Chobani plans frozen product, non-Greek yogurts
The Greek yogurt manufacturer opened a new plant in Idaho today.
Chobani held the official opening today of what it calls the world's largest yogurt manufacturing facility (photo, above). The nearly 1 million-square-foot plant in Twin Falls, Idaho, was completed in 326 days. Groundbreaking was held in December 2011 (photo below) and construction began in January 2012.
In a conference call with reporters today, Chobani executives Kyle O'Brien, Stephen Dean and Tim Seaton talked about new products the plant is manufacturing and that will be available in 2013. The capabilities at the plant allow for the manufacturing of products with texture, such as nuts and coconut pieces.
Among these products are 5-pound and 25-pound pails for foodservice accounts. Dean, the vice president of sales for foodservice, said the large formats are the result of requests from customers. Chobani wants its products to be used as an ingredient in recipes. He added that a test kitchen in Charlotte, N.C., is developing recipes using Greek yogurt.
New products for 2013 include Bite, positioned as a snack (instead of a breakfast food). Flavors include fig with orange zest and dark chocolate chip with raspberry. Flip, sold in 5.3-ounce packages, is a yogurt with mix-in inclusions. An example is Key Lime Crumble. Chobani will introduce a pear-flavored Greek yogurt in its 6-ounce cups as well as a banana flavor next year, as well. Research and development is sometimes no more complicated than walking the produce department of a grocery store and seeing what shoppers are buying, the Chobani executives said.
In response to a question from Dairy Foods, O'Brien said Chobani will develop non-Greek-style yogurt products and a frozen Greek yogurt product. The company is looking for "great ideas outside of Greek yogurt," he said.

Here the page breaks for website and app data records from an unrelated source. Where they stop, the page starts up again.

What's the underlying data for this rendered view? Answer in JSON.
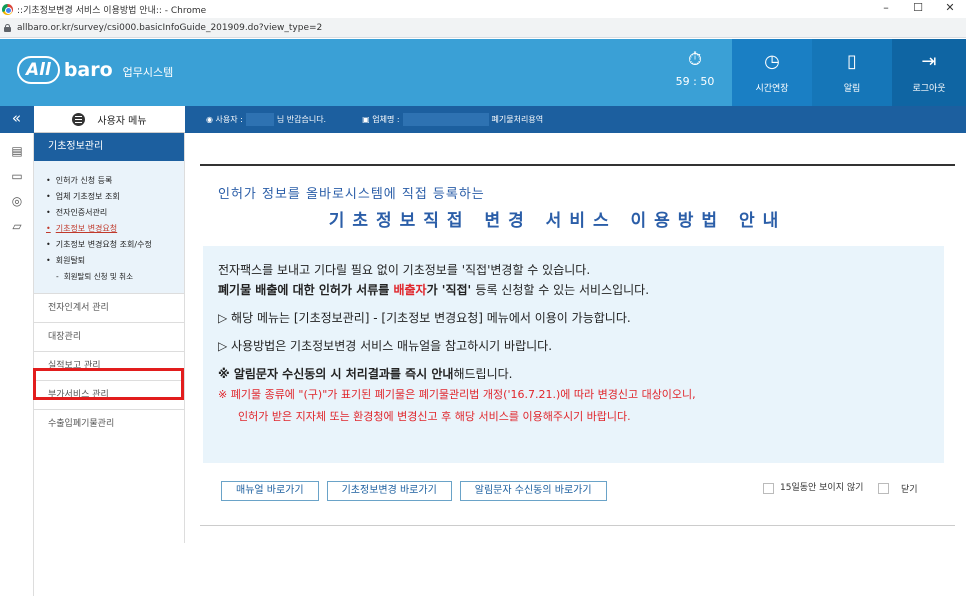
{
  "browser": {
    "title": "::기초정보변경 서비스 이용방법 안내:: - Chrome",
    "url": "allbaro.or.kr/survey/csi000.basicInfoGuide_201909.do?view_type=2",
    "controls": [
      "–",
      "☐",
      "✕"
    ]
  },
  "header": {
    "logo_all": "All",
    "logo_baro": "baro",
    "logo_sys": "업무시스템",
    "timer": "59 : 50",
    "buttons": [
      {
        "label": "시간연장",
        "icon": "clock-icon"
      },
      {
        "label": "알림",
        "icon": "bell-icon"
      },
      {
        "label": "로그아웃",
        "icon": "logout-icon"
      }
    ]
  },
  "infobar": {
    "collapse": "«",
    "user_menu": "사용자 메뉴",
    "user_prefix": "사용자 :",
    "user_suffix": "님 반갑습니다.",
    "company_prefix": "업체명 :",
    "company_suffix": "폐기물처리용역"
  },
  "sidebar": {
    "head": "기초정보관리",
    "sub_items": [
      "인허가 신청 등록",
      "업체 기초정보 조회",
      "전자인증서관리",
      "기초정보 변경요청",
      "기초정보 변경요청 조회/수정",
      "회원탈퇴",
      "회원탈퇴 신청 및 취소"
    ],
    "items": [
      "전자인계서 관리",
      "대장관리",
      "실적보고 관리",
      "부가서비스 관리",
      "수출입폐기물관리"
    ]
  },
  "content": {
    "intro_sub": "인허가 정보를 올바로시스템에 직접 등록하는",
    "intro_title": "기초정보직접 변경 서비스 이용방법 안내",
    "p1": "전자팩스를 보내고 기다릴 필요 없이 기초정보를 '직접'변경할 수 있습니다.",
    "p2a": "폐기물 배출에 대한 인허가 서류를 ",
    "p2b": "배출자",
    "p2c": "가 '직접' ",
    "p2d": "등록 신청할 수 있는 서비스입니다.",
    "p3": "▷ 해당 메뉴는 [기초정보관리] - [기초정보 변경요청] 메뉴에서 이용이 가능합니다.",
    "p4": "▷ 사용방법은 기초정보변경 서비스 매뉴얼을 참고하시기 바랍니다.",
    "p5a": "※ 알림문자 수신동의 시 처리결과를 즉시 안내",
    "p5b": "해드립니다.",
    "p6": "※ 폐기물 종류에 \"(구)\"가 표기된 폐기물은 폐기물관리법 개정('16.7.21.)에 따라 변경신고 대상이오니,",
    "p7": "인허가 받은 지자체 또는 환경청에 변경신고 후 해당 서비스를 이용해주시기 바랍니다."
  },
  "buttons": {
    "manual": "매뉴얼 바로가기",
    "basic_change": "기초정보변경 바로가기",
    "sms_consent": "알림문자 수신동의 바로가기"
  },
  "checks": {
    "hide_15": "15일동안 보이지 않기",
    "close": "닫기"
  }
}
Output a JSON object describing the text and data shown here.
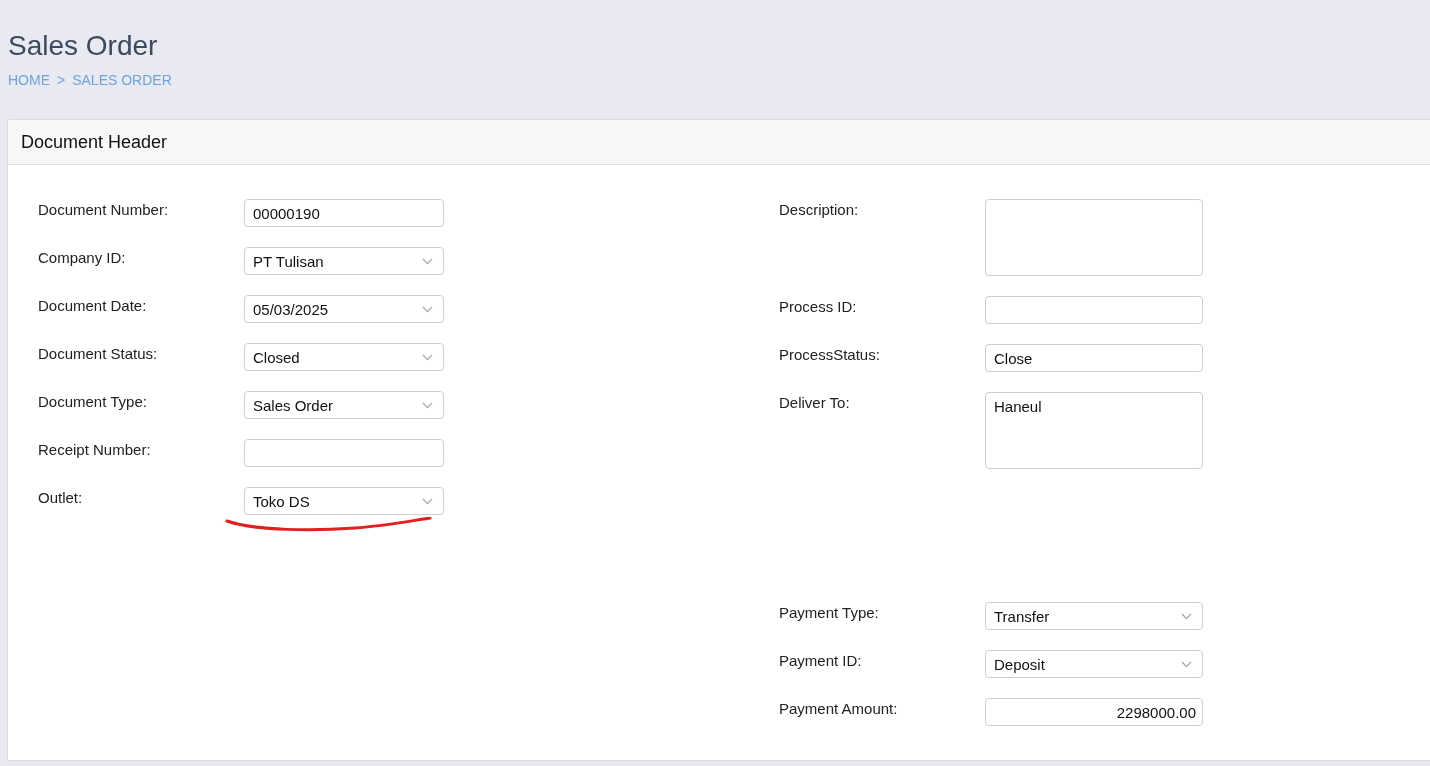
{
  "page": {
    "title": "Sales Order"
  },
  "breadcrumb": [
    "HOME",
    ">",
    "SALES ORDER"
  ],
  "panel": {
    "title": "Document Header"
  },
  "left_fields": [
    {
      "label": "Document Number:",
      "kind": "text",
      "value": "00000190",
      "underlined": false
    },
    {
      "label": "Company ID:",
      "kind": "select",
      "value": "PT Tulisan",
      "underlined": false
    },
    {
      "label": "Document Date:",
      "kind": "select",
      "value": "05/03/2025",
      "underlined": false
    },
    {
      "label": "Document Status:",
      "kind": "select",
      "value": "Closed",
      "underlined": false
    },
    {
      "label": "Document Type:",
      "kind": "select",
      "value": "Sales Order",
      "underlined": false
    },
    {
      "label": "Receipt Number:",
      "kind": "text",
      "underlined": false
    },
    {
      "label": "Outlet:",
      "kind": "select",
      "value": "Toko DS",
      "underlined": true
    }
  ],
  "right_fields": [
    {
      "label": "Description:",
      "kind": "textarea"
    },
    {
      "label": "Process ID:",
      "kind": "text"
    },
    {
      "label": "ProcessStatus:",
      "kind": "text",
      "value": "Close"
    },
    {
      "label": "Deliver To:",
      "kind": "textarea",
      "value": "Haneul"
    }
  ],
  "payment_fields": [
    {
      "label": "Payment Type:",
      "kind": "select",
      "value": "Transfer"
    },
    {
      "label": "Payment ID:",
      "kind": "select",
      "value": "Deposit"
    },
    {
      "label": "Payment Amount:",
      "kind": "number",
      "value": "2298000.00"
    }
  ]
}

When Chobani sought a location for a new plant, the criteria included available of milk, water, water treatment and power. Dairy Farmers of America is supplying the milk. The plant cost $450 million and it will have an estimated $1.3 billion economic impact on the region. The plant is using form-fill-seal packaging technology, and Chobani will be converting 3.5-ounce cups of Chobani Champions to the FFS line.